Give the listing below again exactly, but without any of its pictures.

^^^^^^^^^^^^^^^^

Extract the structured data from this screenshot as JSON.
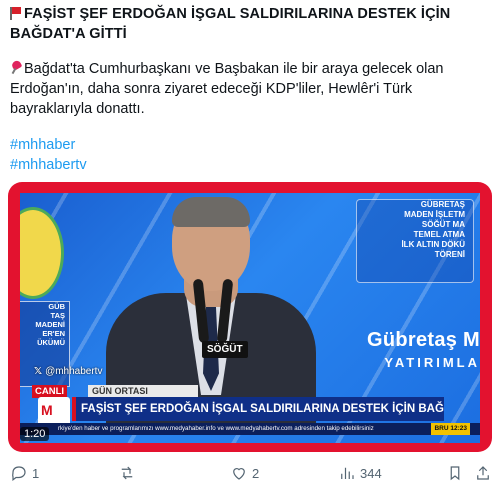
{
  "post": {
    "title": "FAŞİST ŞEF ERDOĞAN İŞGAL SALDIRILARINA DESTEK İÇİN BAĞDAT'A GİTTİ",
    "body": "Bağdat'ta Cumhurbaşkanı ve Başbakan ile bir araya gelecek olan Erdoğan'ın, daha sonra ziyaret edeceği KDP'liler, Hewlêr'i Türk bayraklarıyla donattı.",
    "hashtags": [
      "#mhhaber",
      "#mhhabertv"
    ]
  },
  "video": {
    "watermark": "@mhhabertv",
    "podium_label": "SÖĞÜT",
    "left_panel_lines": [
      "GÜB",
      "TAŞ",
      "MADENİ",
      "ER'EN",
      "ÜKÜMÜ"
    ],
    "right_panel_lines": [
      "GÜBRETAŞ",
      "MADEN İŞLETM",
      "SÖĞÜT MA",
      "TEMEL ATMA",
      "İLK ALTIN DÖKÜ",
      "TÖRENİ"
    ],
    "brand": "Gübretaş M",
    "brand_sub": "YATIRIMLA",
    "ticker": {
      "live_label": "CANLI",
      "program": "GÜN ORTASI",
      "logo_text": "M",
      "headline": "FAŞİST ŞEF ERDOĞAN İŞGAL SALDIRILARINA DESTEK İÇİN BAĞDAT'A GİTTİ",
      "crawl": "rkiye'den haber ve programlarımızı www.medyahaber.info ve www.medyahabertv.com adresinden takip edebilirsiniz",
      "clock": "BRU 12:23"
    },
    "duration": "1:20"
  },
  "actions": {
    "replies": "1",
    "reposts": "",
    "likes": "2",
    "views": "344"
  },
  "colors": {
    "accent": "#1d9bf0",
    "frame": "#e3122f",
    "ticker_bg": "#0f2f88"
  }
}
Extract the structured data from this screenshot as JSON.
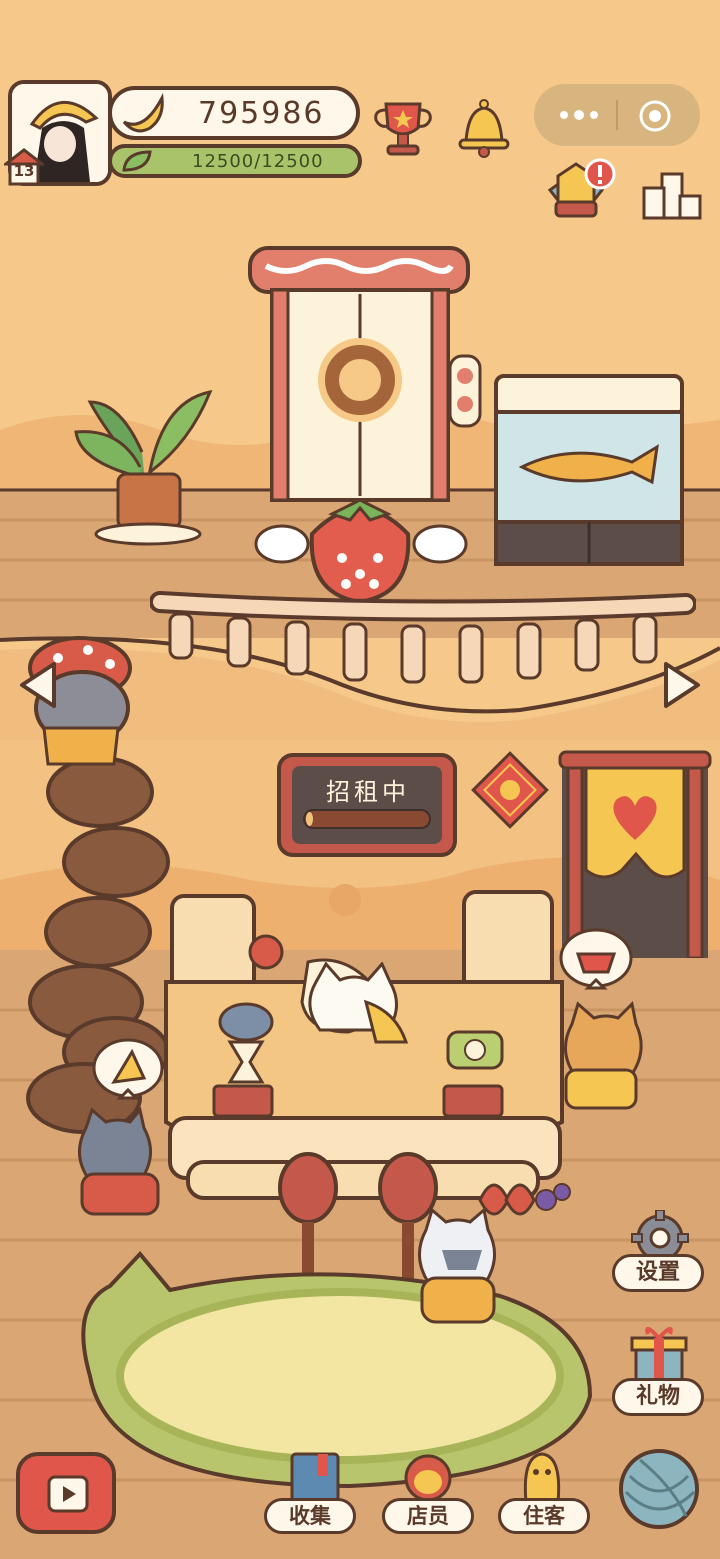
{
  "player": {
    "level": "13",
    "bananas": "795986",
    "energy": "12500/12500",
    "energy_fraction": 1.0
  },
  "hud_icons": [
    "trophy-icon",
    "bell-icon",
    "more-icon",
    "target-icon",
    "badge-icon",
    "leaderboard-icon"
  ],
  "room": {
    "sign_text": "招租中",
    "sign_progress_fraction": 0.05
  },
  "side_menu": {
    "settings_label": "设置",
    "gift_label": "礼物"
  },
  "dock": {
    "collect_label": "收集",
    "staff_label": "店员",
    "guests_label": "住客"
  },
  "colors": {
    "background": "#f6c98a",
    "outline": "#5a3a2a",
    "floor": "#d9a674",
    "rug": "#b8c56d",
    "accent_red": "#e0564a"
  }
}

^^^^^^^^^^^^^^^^

RESPONSE TO THIS EXERCISE.
Extract the structured data from this screenshot as JSON.
{
  "post": {
    "title": "FAŞİST ŞEF ERDOĞAN İŞGAL SALDIRILARINA DESTEK İÇİN BAĞDAT'A GİTTİ",
    "body": "Bağdat'ta Cumhurbaşkanı ve Başbakan ile bir araya gelecek olan Erdoğan'ın, daha sonra ziyaret edeceği KDP'liler, Hewlêr'i Türk bayraklarıyla donattı.",
    "hashtags": [
      "#mhhaber",
      "#mhhabertv"
    ]
  },
  "video": {
    "watermark": "@mhhabertv",
    "podium_label": "SÖĞÜT",
    "left_panel_lines": [
      "GÜB",
      "TAŞ",
      "MADENİ",
      "ER'EN",
      "ÜKÜMÜ"
    ],
    "right_panel_lines": [
      "GÜBRETAŞ",
      "MADEN İŞLETM",
      "SÖĞÜT MA",
      "TEMEL ATMA",
      "İLK ALTIN DÖKÜ",
      "TÖRENİ"
    ],
    "brand": "Gübretaş M",
    "brand_sub": "YATIRIMLA",
    "ticker": {
      "live_label": "CANLI",
      "program": "GÜN ORTASI",
      "logo_text": "M",
      "headline": "FAŞİST ŞEF ERDOĞAN İŞGAL SALDIRILARINA DESTEK İÇİN BAĞDAT'A GİTTİ",
      "crawl": "rkiye'den haber ve programlarımızı www.medyahaber.info ve www.medyahabertv.com adresinden takip edebilirsiniz",
      "clock": "BRU 12:23"
    },
    "duration": "1:20"
  },
  "actions": {
    "replies": "1",
    "reposts": "",
    "likes": "2",
    "views": "344"
  },
  "colors": {
    "accent": "#1d9bf0",
    "frame": "#e3122f",
    "ticker_bg": "#0f2f88"
  }
}
Extract the structured data from this screenshot as JSON.
{
  "player": {
    "level": "13",
    "bananas": "795986",
    "energy": "12500/12500",
    "energy_fraction": 1.0
  },
  "hud_icons": [
    "trophy-icon",
    "bell-icon",
    "more-icon",
    "target-icon",
    "badge-icon",
    "leaderboard-icon"
  ],
  "room": {
    "sign_text": "招租中",
    "sign_progress_fraction": 0.05
  },
  "side_menu": {
    "settings_label": "设置",
    "gift_label": "礼物"
  },
  "dock": {
    "collect_label": "收集",
    "staff_label": "店员",
    "guests_label": "住客"
  },
  "colors": {
    "background": "#f6c98a",
    "outline": "#5a3a2a",
    "floor": "#d9a674",
    "rug": "#b8c56d",
    "accent_red": "#e0564a"
  }
}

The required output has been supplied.